**YOUR TASK:**
Only lines with the word "link" belong in the answer; copy them from the records below.

**SOURCE MATERIAL:**
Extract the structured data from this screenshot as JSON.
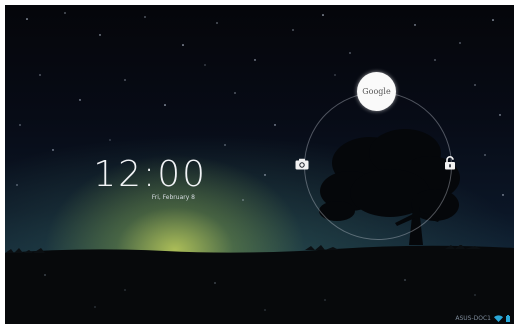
{
  "lockscreen": {
    "time": "12:00",
    "date": "Fri, February 8",
    "google_label": "Google",
    "camera_icon": "camera-icon",
    "unlock_icon": "unlock-icon"
  },
  "status_bar": {
    "device_name": "ASUS-DOC1",
    "wifi_icon": "wifi-icon",
    "battery_icon": "battery-icon"
  },
  "colors": {
    "wifi": "#2aa8d8",
    "battery": "#2aa8d8"
  }
}
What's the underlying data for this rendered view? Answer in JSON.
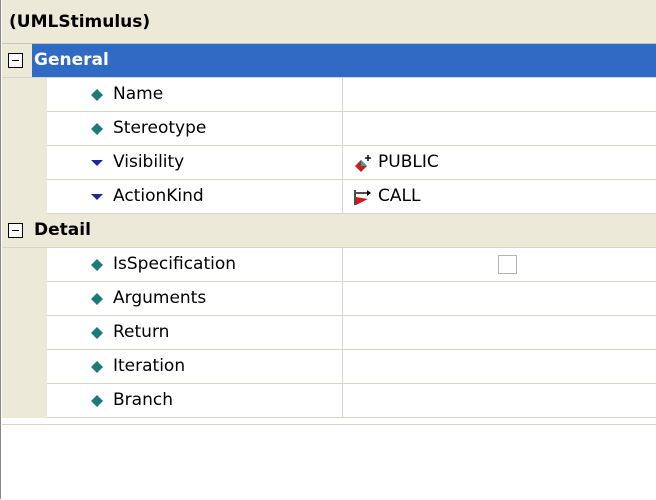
{
  "object_title": "(UMLStimulus)",
  "categories": [
    {
      "label": "General",
      "selected": true,
      "properties": [
        {
          "name": "Name",
          "icon": "diamond-icon",
          "value": ""
        },
        {
          "name": "Stereotype",
          "icon": "diamond-icon",
          "value": ""
        },
        {
          "name": "Visibility",
          "icon": "triangle-down-icon",
          "value": "PUBLIC",
          "value_icon": "visibility-public-icon"
        },
        {
          "name": "ActionKind",
          "icon": "triangle-down-icon",
          "value": "CALL",
          "value_icon": "action-call-icon"
        }
      ]
    },
    {
      "label": "Detail",
      "selected": false,
      "properties": [
        {
          "name": "IsSpecification",
          "icon": "diamond-icon",
          "value": "",
          "value_type": "checkbox",
          "checked": false
        },
        {
          "name": "Arguments",
          "icon": "diamond-icon",
          "value": ""
        },
        {
          "name": "Return",
          "icon": "diamond-icon",
          "value": ""
        },
        {
          "name": "Iteration",
          "icon": "diamond-icon",
          "value": ""
        },
        {
          "name": "Branch",
          "icon": "diamond-icon",
          "value": ""
        }
      ]
    }
  ],
  "colors": {
    "selection": "#316ac5",
    "chrome": "#ece9d8",
    "diamond_icon": "#1b7a7a",
    "triangle_icon": "#1a2a9a"
  }
}
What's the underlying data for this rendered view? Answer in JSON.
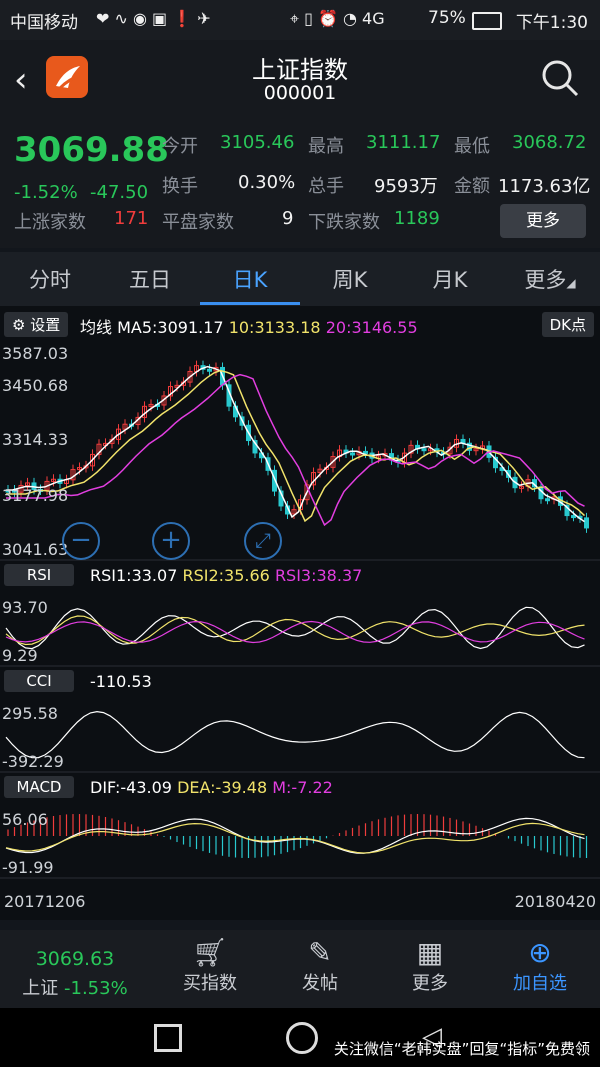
{
  "status_bar": {
    "carrier": "中国移动",
    "battery": "75%",
    "time": "下午1:30",
    "network": "4G"
  },
  "header": {
    "title": "上证指数",
    "code": "000001"
  },
  "quote": {
    "price": "3069.88",
    "change_pct": "-1.52%",
    "change": "-47.50",
    "open_label": "今开",
    "open": "3105.46",
    "high_label": "最高",
    "high": "3111.17",
    "low_label": "最低",
    "low": "3068.72",
    "turnover_label": "换手",
    "turnover": "0.30%",
    "volume_label": "总手",
    "volume": "9593万",
    "amount_label": "金额",
    "amount": "1173.63亿",
    "rise_label": "上涨家数",
    "rise": "171",
    "flat_label": "平盘家数",
    "flat": "9",
    "fall_label": "下跌家数",
    "fall": "1189",
    "more": "更多"
  },
  "tabs": [
    "分时",
    "五日",
    "日K",
    "周K",
    "月K",
    "更多"
  ],
  "chart": {
    "settings": "设置",
    "ma_label": "均线",
    "ma5": "MA5:3091.17",
    "ma10": "10:3133.18",
    "ma20": "20:3146.55",
    "dk": "DK点",
    "price_ticks": [
      "3587.03",
      "3450.68",
      "3314.33",
      "3177.98",
      "3041.63"
    ],
    "rsi": {
      "btn": "RSI",
      "rsi1": "RSI1:33.07",
      "rsi2": "RSI2:35.66",
      "rsi3": "RSI3:38.37",
      "hi": "93.70",
      "lo": "9.29"
    },
    "cci": {
      "btn": "CCI",
      "value": "-110.53",
      "hi": "295.58",
      "lo": "-392.29"
    },
    "macd": {
      "btn": "MACD",
      "dif": "DIF:-43.09",
      "dea": "DEA:-39.48",
      "m": "M:-7.22",
      "hi": "56.06",
      "lo": "-91.99"
    },
    "date_start": "20171206",
    "date_end": "20180420",
    "colors": {
      "up": "#f03c3c",
      "down": "#29c9cf",
      "ma5": "#ffffff",
      "ma10": "#f1e36b",
      "ma20": "#e23ee0"
    }
  },
  "bottom": {
    "index_price": "3069.63",
    "index_name": "上证",
    "index_change": "-1.53%",
    "items": [
      "买指数",
      "发帖",
      "更多",
      "加自选"
    ]
  },
  "watermark": "关注微信“老韩实盘”回复“指标”免费领"
}
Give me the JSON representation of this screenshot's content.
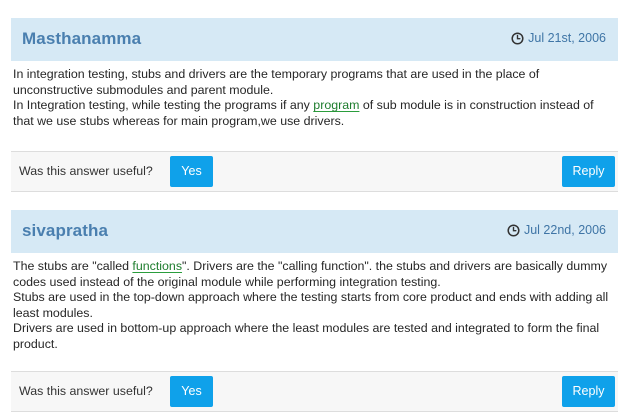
{
  "answers": [
    {
      "author": "Masthanamma",
      "date": "Jul 21st, 2006",
      "body": [
        [
          "In integration testing, stubs and drivers are the temporary programs that are used in the place of unconstructive submodules and parent module."
        ],
        [
          "In Integration testing, while testing the programs if any ",
          {
            "link": "program"
          },
          " of sub module  is in construction instead of that we use stubs whereas for main program,we use drivers."
        ]
      ],
      "useful_label": "Was this answer useful?",
      "yes_label": "Yes",
      "reply_label": "Reply"
    },
    {
      "author": "sivapratha",
      "date": "Jul 22nd, 2006",
      "body": [
        [
          "The stubs are \"called ",
          {
            "link": "functions"
          },
          "\". Drivers are the \"calling function\". the stubs and drivers are basically dummy codes used instead of the original module while performing integration testing."
        ],
        [
          "Stubs are used in the top-down approach where the testing starts from core product and ends with adding all least modules."
        ],
        [
          "Drivers are used in bottom-up approach where the least modules are tested and integrated to form the final product."
        ]
      ],
      "useful_label": "Was this answer useful?",
      "yes_label": "Yes",
      "reply_label": "Reply"
    }
  ],
  "icons": {
    "date_icon": "clock-icon"
  },
  "colors": {
    "header_bg": "#d6e9f5",
    "author": "#4a7faf",
    "date": "#3f75a6",
    "button": "#0fa1ea",
    "link": "#1e7d2e",
    "footer_bg": "#f7f7f7"
  }
}
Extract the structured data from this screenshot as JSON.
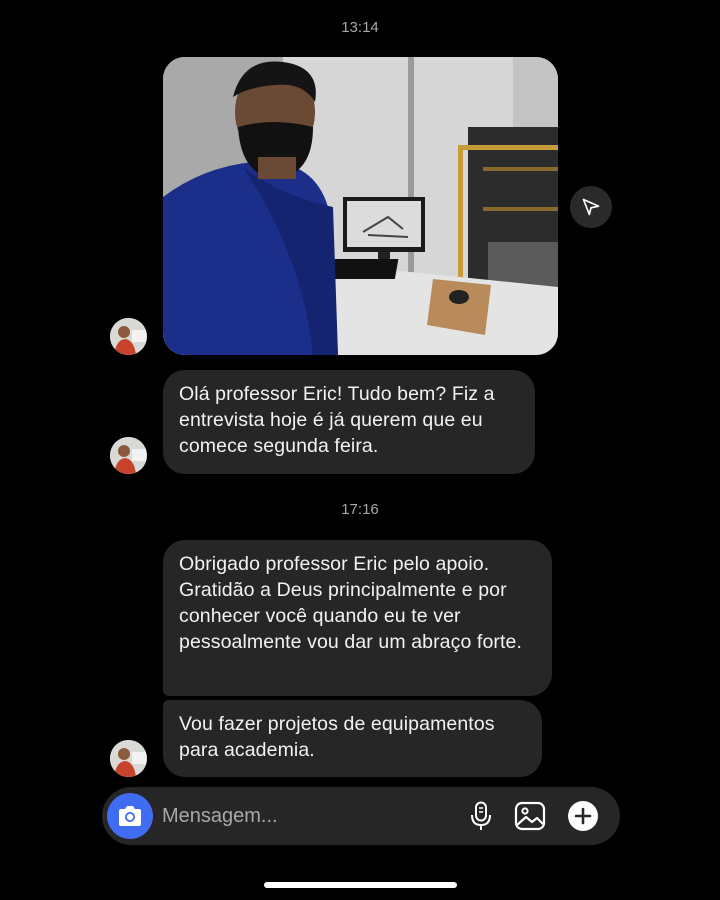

**REPLY:**
            "link": "program"
            "link": "functions"
    "link": "#1e7d2e",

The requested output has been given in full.